According to AlterNet, The Trevor Project, a resource and crisis service for LGBTQ youth, has seen a 150% increase in crisis calls coming in from Texas. All throughout the state, school districts have started discriminating against the LGBTQ community and people of color, and a modern-day witch hunt has begun to “purify” schools, libraries, and even the internet of any content that offers support to the LGBTQ community and people of color.
Most notable has been the rampant rise in “banned books” within the last two years, in which school districts, cities, and counties are being driven to demand that books get banned. These campaigns usually originate online and through social media, fostering Anti-LGBTQ Policies. The Philadelphia Inquirer cites the American Library Association (ALA), which says that requests to have books banned is up 60%. Even worse is what the paper calls “silent censorship”, which are the decisions school boards make when deciding what books get taught in the classroom. A school can easily choose not to teach using books about race or the LGBTQ community, as it’s a decision that doesn’t require public input.

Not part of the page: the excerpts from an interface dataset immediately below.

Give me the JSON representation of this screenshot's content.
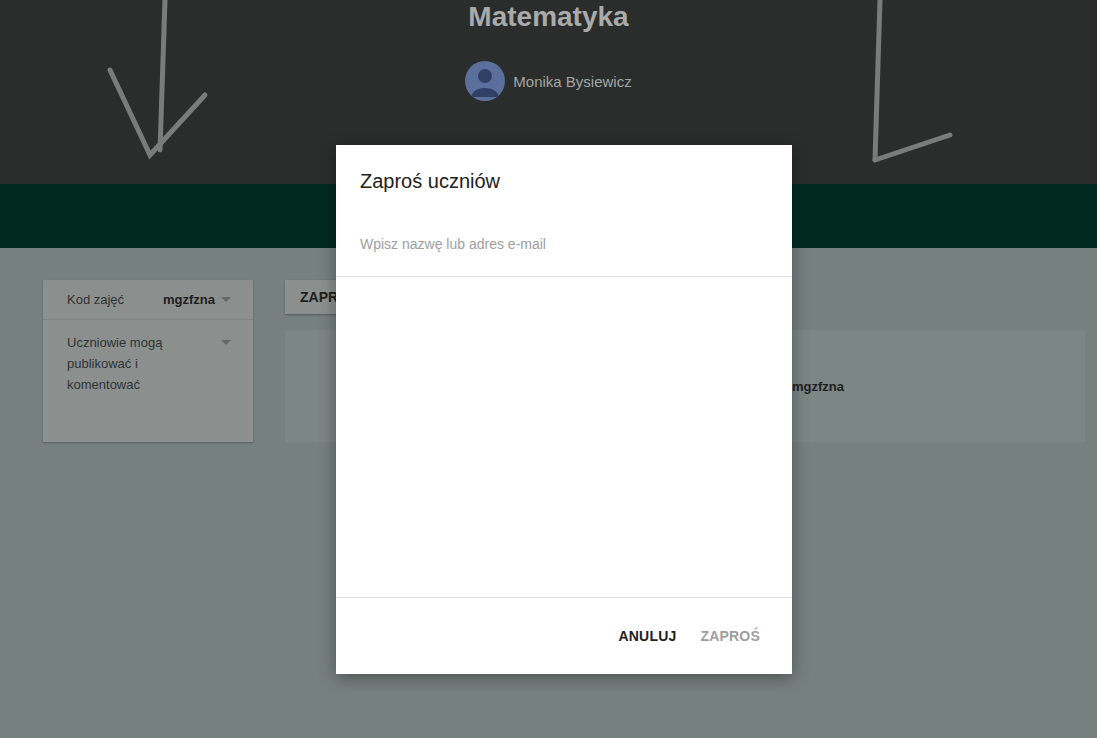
{
  "course": {
    "title": "Matematyka",
    "teacher": "Monika Bysiewicz"
  },
  "sidebar": {
    "class_code_label": "Kod zajęć",
    "class_code": "mgzfzna",
    "stream_setting": "Uczniowie mogą publikować i komentować"
  },
  "stream": {
    "invite_button": "ZAPR",
    "code_text": "mgzfzna"
  },
  "dialog": {
    "title": "Zaproś uczniów",
    "search": {
      "placeholder": "Wpisz nazwę lub adres e-mail"
    },
    "buttons": [
      {
        "label": "ANULUJ",
        "disabled": false
      },
      {
        "label": "ZAPROŚ",
        "disabled": true
      }
    ]
  }
}
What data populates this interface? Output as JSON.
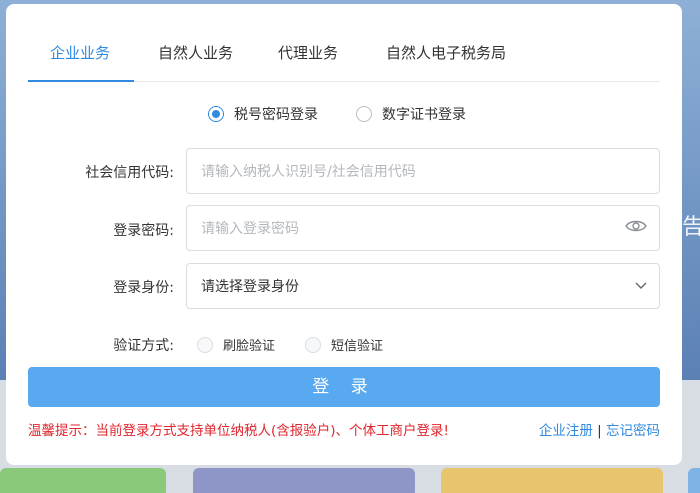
{
  "tabs": [
    {
      "label": "企业业务",
      "active": true
    },
    {
      "label": "自然人业务",
      "active": false
    },
    {
      "label": "代理业务",
      "active": false
    },
    {
      "label": "自然人电子税务局",
      "active": false
    }
  ],
  "login_modes": {
    "password": {
      "label": "税号密码登录",
      "checked": true
    },
    "certificate": {
      "label": "数字证书登录",
      "checked": false
    }
  },
  "form": {
    "credit_code": {
      "label": "社会信用代码:",
      "placeholder": "请输入纳税人识别号/社会信用代码"
    },
    "password": {
      "label": "登录密码:",
      "placeholder": "请输入登录密码"
    },
    "identity": {
      "label": "登录身份:",
      "value": "请选择登录身份"
    },
    "verify": {
      "label": "验证方式:",
      "options": [
        "刷脸验证",
        "短信验证"
      ]
    }
  },
  "login_button": "登 录",
  "tip": "温馨提示：当前登录方式支持单位纳税人(含报验户)、个体工商户登录!",
  "links": {
    "register": "企业注册",
    "separator": "|",
    "forgot": "忘记密码"
  },
  "background": {
    "side_glyph": "告"
  },
  "colors": {
    "accent": "#2f8ae0",
    "button": "#59a9f1",
    "warning": "#e0262e"
  }
}
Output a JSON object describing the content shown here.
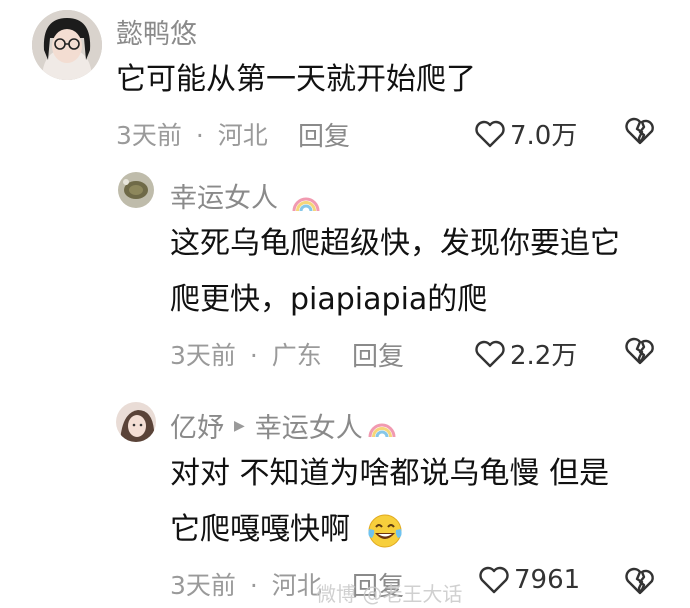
{
  "comments": [
    {
      "username": "懿鸭悠",
      "text_lines": [
        "它可能从第一天就开始爬了"
      ],
      "time": "3天前",
      "location": "河北",
      "reply_label": "回复",
      "likes": "7.0万"
    },
    {
      "username": "幸运女人",
      "text_lines": [
        "这死乌龟爬超级快，发现你要追它",
        "爬更快，piapiapia的爬"
      ],
      "time": "3天前",
      "location": "广东",
      "reply_label": "回复",
      "likes": "2.2万"
    },
    {
      "username": "亿妤",
      "reply_to": "幸运女人",
      "text_lines": [
        "对对 不知道为啥都说乌龟慢 但是",
        "它爬嘎嘎快啊"
      ],
      "time": "3天前",
      "location": "河北",
      "reply_label": "回复",
      "likes": "7961"
    }
  ],
  "separator": "·",
  "watermark": "微博 @老王大话",
  "icons": {
    "like": "heart-outline-icon",
    "dislike": "broken-heart-icon",
    "username_badge": "rainbow-icon",
    "reaction_emoji": "tears-of-joy-emoji"
  },
  "colors": {
    "meta_gray": "#9a9a9a",
    "text_black": "#111111"
  }
}
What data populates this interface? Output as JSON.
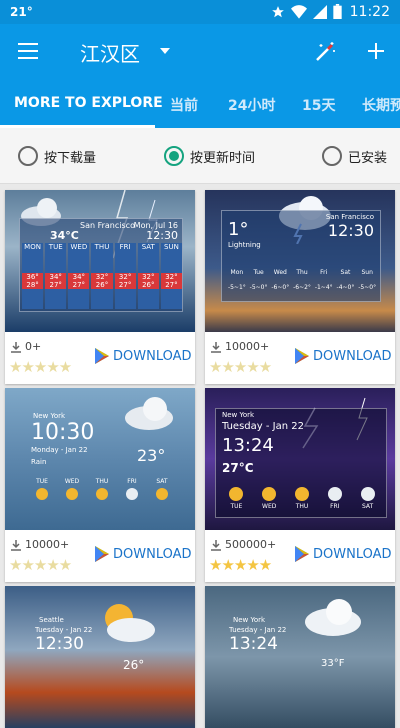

The trans community in Texas especially has felt the repercussions of the state’s anti-LGBTQ fanaticism. Towards the end of last year, Texas Governor, Greg Abbot, signed HB25 into law, which now forces all student athletes to play on gendered sports teams that align with the gender marked on their birth certificate. According to The Texas Tribune, the law went into effect on January 18th. Even worse is that this bill was passed under the guise of “protecting women” as if the LGBTQ community somehow wishes to hurt women, despite the fact that women make up part of the LGBTQ community.
One Texas city, Katy, the westernmost suburb of Houston, has taken censorship to the next level and has put a content blocker on all of its school’s computers that prevent students from accessing websites with LGBTQ content, including websites like The Trevor Project and the Human Rights Campaign. According to PBS Houston, Cameron Samuels, a senior at Seven Lakes High School in Katy spoke out against the internet blockers at a public meeting, stating, “Yes, it is important to keep our children safe, but what does that mean when life-saving resources are blocked and students are prohibited from accessing them simply because of a discriminatory internet filter?”